REBELS AIM TO SEIZE DERAA

The United States has rejected the idea of working with Assad in the war against Islamic State.

Elsewhere in Syria, Assad's government has faced increased military pressure since March, losing ground in the northwest, the south and the center of the country, where Islamic State seized the city of Palmyra from government control last month.

The rebels in the south launched their assault on Thursday to capture Deraa, which, if it falls, would be the third provincial capital lost by Assad in the four-year-long war, after Islamic State-held Raqqa and Idlib held by another rebel alliance.

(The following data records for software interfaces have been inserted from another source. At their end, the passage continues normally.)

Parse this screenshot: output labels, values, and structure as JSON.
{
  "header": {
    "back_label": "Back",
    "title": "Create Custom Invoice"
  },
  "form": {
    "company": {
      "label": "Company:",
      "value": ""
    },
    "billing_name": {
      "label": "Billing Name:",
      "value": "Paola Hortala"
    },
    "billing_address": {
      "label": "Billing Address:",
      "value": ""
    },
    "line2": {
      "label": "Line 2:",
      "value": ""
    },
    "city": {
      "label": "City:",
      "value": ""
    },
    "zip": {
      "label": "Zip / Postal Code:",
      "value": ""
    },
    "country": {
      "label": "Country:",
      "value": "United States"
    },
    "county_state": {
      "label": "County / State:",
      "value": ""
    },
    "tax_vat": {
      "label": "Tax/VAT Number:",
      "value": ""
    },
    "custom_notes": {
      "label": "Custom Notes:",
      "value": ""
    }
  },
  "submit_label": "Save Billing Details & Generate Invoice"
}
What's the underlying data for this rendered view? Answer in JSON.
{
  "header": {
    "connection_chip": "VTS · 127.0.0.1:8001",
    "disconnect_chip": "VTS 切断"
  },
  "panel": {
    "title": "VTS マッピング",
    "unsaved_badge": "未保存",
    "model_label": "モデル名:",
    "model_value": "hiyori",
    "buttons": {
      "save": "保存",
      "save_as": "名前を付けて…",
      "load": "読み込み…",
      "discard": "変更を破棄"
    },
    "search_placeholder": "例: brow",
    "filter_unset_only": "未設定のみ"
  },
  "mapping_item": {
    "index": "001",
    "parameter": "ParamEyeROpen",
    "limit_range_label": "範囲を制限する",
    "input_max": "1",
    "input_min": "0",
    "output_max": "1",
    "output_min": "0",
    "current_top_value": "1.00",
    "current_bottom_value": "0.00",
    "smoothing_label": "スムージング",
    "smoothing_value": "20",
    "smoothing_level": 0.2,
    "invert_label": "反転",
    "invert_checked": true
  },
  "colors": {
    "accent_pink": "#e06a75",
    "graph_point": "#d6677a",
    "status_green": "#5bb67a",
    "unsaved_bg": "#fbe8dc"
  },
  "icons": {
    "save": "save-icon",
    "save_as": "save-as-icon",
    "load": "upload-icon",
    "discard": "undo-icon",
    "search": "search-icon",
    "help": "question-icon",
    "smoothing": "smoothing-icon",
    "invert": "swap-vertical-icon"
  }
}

Assad's control is now mainly confined to the major population centers of western Syria, where he has sought to shore up his grip with the help of Lebanon's Hezbollah Shi'ite militia, his main allies.

An alliance of rebel groups known as "The Southern Front", which profess a secular vision for Syria, said its Deraa offensive had begun at dawn. The al Qaeda-linked Nusra Front also has a presence in the south.

"If the battle takes time, we are prepared. We have begun the preparatory shelling but we cannot assess the situation right now," Issam al-Rayyes, spokesman for the so called Southern Front, said.

Deraa's provincial governor Khaled al-Hanous told state TV the insurgents had launched "a real war with intensified shelling with various weapons or artillery on citizens in the neighborhoods of the city and on hospitals, schools and infrastructure".

The rebels had not made "one meter of progress", he said.

The Observatory reported heavy fighting and army air strikes in the Deraa area.